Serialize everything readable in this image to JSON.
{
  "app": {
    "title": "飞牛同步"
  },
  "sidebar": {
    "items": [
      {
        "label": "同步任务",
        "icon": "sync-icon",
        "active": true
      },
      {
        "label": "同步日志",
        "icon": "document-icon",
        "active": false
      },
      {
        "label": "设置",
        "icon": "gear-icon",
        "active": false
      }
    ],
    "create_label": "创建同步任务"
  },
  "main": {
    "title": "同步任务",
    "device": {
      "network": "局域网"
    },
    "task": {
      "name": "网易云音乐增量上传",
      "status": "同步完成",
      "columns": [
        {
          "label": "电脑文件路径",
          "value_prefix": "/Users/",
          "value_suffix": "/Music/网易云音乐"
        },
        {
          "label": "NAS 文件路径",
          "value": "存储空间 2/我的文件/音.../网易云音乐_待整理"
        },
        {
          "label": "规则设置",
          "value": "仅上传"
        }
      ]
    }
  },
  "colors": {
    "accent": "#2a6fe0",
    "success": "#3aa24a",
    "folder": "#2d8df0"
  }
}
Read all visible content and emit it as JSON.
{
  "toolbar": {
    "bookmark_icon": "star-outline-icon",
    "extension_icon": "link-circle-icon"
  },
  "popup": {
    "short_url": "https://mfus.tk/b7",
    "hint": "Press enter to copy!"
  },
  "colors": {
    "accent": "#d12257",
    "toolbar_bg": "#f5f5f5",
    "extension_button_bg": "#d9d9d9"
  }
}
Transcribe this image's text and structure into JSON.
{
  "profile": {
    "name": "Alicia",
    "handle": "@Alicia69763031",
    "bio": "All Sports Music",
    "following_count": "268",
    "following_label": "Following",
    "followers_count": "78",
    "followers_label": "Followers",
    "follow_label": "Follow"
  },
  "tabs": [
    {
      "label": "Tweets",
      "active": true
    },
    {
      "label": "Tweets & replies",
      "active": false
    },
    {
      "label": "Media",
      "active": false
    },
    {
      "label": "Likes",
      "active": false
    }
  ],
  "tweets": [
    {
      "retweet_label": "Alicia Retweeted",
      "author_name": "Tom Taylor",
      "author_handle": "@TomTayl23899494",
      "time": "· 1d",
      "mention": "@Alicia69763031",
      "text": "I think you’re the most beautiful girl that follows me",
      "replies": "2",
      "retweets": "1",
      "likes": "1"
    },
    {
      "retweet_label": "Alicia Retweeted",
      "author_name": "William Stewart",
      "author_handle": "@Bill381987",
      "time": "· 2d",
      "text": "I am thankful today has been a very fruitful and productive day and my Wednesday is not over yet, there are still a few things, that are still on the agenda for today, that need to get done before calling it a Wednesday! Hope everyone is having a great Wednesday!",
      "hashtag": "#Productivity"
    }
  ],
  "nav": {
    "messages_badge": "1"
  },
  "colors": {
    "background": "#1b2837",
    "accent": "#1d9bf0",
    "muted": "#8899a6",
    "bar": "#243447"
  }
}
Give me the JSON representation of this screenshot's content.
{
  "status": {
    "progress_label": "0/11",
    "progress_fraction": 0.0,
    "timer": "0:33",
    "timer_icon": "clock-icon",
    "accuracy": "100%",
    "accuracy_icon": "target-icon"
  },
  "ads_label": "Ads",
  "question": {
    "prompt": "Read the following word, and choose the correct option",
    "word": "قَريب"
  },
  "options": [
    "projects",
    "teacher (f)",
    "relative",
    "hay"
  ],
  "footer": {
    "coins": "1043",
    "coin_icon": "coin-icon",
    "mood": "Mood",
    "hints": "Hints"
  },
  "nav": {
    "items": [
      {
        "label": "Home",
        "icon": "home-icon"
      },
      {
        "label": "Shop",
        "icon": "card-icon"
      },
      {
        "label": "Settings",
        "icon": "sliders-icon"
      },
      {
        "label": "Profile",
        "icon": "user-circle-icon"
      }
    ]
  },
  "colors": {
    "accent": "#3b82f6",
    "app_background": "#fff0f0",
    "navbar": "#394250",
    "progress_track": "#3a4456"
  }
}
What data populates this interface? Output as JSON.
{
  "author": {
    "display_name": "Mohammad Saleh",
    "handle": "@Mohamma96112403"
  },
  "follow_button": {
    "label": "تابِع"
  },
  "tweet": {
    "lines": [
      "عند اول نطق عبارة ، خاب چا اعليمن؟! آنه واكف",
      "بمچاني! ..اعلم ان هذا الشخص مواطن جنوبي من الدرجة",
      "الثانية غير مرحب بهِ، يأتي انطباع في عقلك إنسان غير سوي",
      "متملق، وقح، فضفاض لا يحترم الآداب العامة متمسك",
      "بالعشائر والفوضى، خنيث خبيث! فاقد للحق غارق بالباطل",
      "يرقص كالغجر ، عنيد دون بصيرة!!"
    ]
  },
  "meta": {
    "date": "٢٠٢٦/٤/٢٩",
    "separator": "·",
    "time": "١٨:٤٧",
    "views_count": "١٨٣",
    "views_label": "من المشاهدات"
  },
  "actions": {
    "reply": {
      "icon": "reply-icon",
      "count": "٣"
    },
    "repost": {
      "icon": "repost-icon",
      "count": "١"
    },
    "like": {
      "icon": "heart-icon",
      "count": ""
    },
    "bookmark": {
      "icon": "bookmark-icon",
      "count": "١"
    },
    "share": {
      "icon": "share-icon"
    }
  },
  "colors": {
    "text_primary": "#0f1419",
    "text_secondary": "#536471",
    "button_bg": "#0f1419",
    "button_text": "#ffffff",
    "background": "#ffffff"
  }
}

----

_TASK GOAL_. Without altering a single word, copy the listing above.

_TASK RESULT_.
Serialize everything readable in this image to JSON.
{
  "app": {
    "title": "飞牛同步"
  },
  "sidebar": {
    "items": [
      {
        "label": "同步任务",
        "icon": "sync-icon",
        "active": true
      },
      {
        "label": "同步日志",
        "icon": "document-icon",
        "active": false
      },
      {
        "label": "设置",
        "icon": "gear-icon",
        "active": false
      }
    ],
    "create_label": "创建同步任务"
  },
  "main": {
    "title": "同步任务",
    "device": {
      "network": "局域网"
    },
    "task": {
      "name": "网易云音乐增量上传",
      "status": "同步完成",
      "columns": [
        {
          "label": "电脑文件路径",
          "value_prefix": "/Users/",
          "value_suffix": "/Music/网易云音乐"
        },
        {
          "label": "NAS 文件路径",
          "value": "存储空间 2/我的文件/音.../网易云音乐_待整理"
        },
        {
          "label": "规则设置",
          "value": "仅上传"
        }
      ]
    }
  },
  "colors": {
    "accent": "#2a6fe0",
    "success": "#3aa24a",
    "folder": "#2d8df0"
  }
}
Read all visible content and emit it as JSON.
{
  "toolbar": {
    "bookmark_icon": "star-outline-icon",
    "extension_icon": "link-circle-icon"
  },
  "popup": {
    "short_url": "https://mfus.tk/b7",
    "hint": "Press enter to copy!"
  },
  "colors": {
    "accent": "#d12257",
    "toolbar_bg": "#f5f5f5",
    "extension_button_bg": "#d9d9d9"
  }
}
Transcribe this image's text and structure into JSON.
{
  "profile": {
    "name": "Alicia",
    "handle": "@Alicia69763031",
    "bio": "All Sports Music",
    "following_count": "268",
    "following_label": "Following",
    "followers_count": "78",
    "followers_label": "Followers",
    "follow_label": "Follow"
  },
  "tabs": [
    {
      "label": "Tweets",
      "active": true
    },
    {
      "label": "Tweets & replies",
      "active": false
    },
    {
      "label": "Media",
      "active": false
    },
    {
      "label": "Likes",
      "active": false
    }
  ],
  "tweets": [
    {
      "retweet_label": "Alicia Retweeted",
      "author_name": "Tom Taylor",
      "author_handle": "@TomTayl23899494",
      "time": "· 1d",
      "mention": "@Alicia69763031",
      "text": "I think you’re the most beautiful girl that follows me",
      "replies": "2",
      "retweets": "1",
      "likes": "1"
    },
    {
      "retweet_label": "Alicia Retweeted",
      "author_name": "William Stewart",
      "author_handle": "@Bill381987",
      "time": "· 2d",
      "text": "I am thankful today has been a very fruitful and productive day and my Wednesday is not over yet, there are still a few things, that are still on the agenda for today, that need to get done before calling it a Wednesday! Hope everyone is having a great Wednesday!",
      "hashtag": "#Productivity"
    }
  ],
  "nav": {
    "messages_badge": "1"
  },
  "colors": {
    "background": "#1b2837",
    "accent": "#1d9bf0",
    "muted": "#8899a6",
    "bar": "#243447"
  }
}
Give me the JSON representation of this screenshot's content.
{
  "status": {
    "progress_label": "0/11",
    "progress_fraction": 0.0,
    "timer": "0:33",
    "timer_icon": "clock-icon",
    "accuracy": "100%",
    "accuracy_icon": "target-icon"
  },
  "ads_label": "Ads",
  "question": {
    "prompt": "Read the following word, and choose the correct option",
    "word": "قَريب"
  },
  "options": [
    "projects",
    "teacher (f)",
    "relative",
    "hay"
  ],
  "footer": {
    "coins": "1043",
    "coin_icon": "coin-icon",
    "mood": "Mood",
    "hints": "Hints"
  },
  "nav": {
    "items": [
      {
        "label": "Home",
        "icon": "home-icon"
      },
      {
        "label": "Shop",
        "icon": "card-icon"
      },
      {
        "label": "Settings",
        "icon": "sliders-icon"
      },
      {
        "label": "Profile",
        "icon": "user-circle-icon"
      }
    ]
  },
  "colors": {
    "accent": "#3b82f6",
    "app_background": "#fff0f0",
    "navbar": "#394250",
    "progress_track": "#3a4456"
  }
}
What data populates this interface? Output as JSON.
{
  "author": {
    "display_name": "Mohammad Saleh",
    "handle": "@Mohamma96112403"
  },
  "follow_button": {
    "label": "تابِع"
  },
  "tweet": {
    "lines": [
      "عند اول نطق عبارة ، خاب چا اعليمن؟! آنه واكف",
      "بمچاني! ..اعلم ان هذا الشخص مواطن جنوبي من الدرجة",
      "الثانية غير مرحب بهِ، يأتي انطباع في عقلك إنسان غير سوي",
      "متملق، وقح، فضفاض لا يحترم الآداب العامة متمسك",
      "بالعشائر والفوضى، خنيث خبيث! فاقد للحق غارق بالباطل",
      "يرقص كالغجر ، عنيد دون بصيرة!!"
    ]
  },
  "meta": {
    "date": "٢٠٢٦/٤/٢٩",
    "separator": "·",
    "time": "١٨:٤٧",
    "views_count": "١٨٣",
    "views_label": "من المشاهدات"
  },
  "actions": {
    "reply": {
      "icon": "reply-icon",
      "count": "٣"
    },
    "repost": {
      "icon": "repost-icon",
      "count": "١"
    },
    "like": {
      "icon": "heart-icon",
      "count": ""
    },
    "bookmark": {
      "icon": "bookmark-icon",
      "count": "١"
    },
    "share": {
      "icon": "share-icon"
    }
  },
  "colors": {
    "text_primary": "#0f1419",
    "text_secondary": "#536471",
    "button_bg": "#0f1419",
    "button_text": "#ffffff",
    "background": "#ffffff"
  }
}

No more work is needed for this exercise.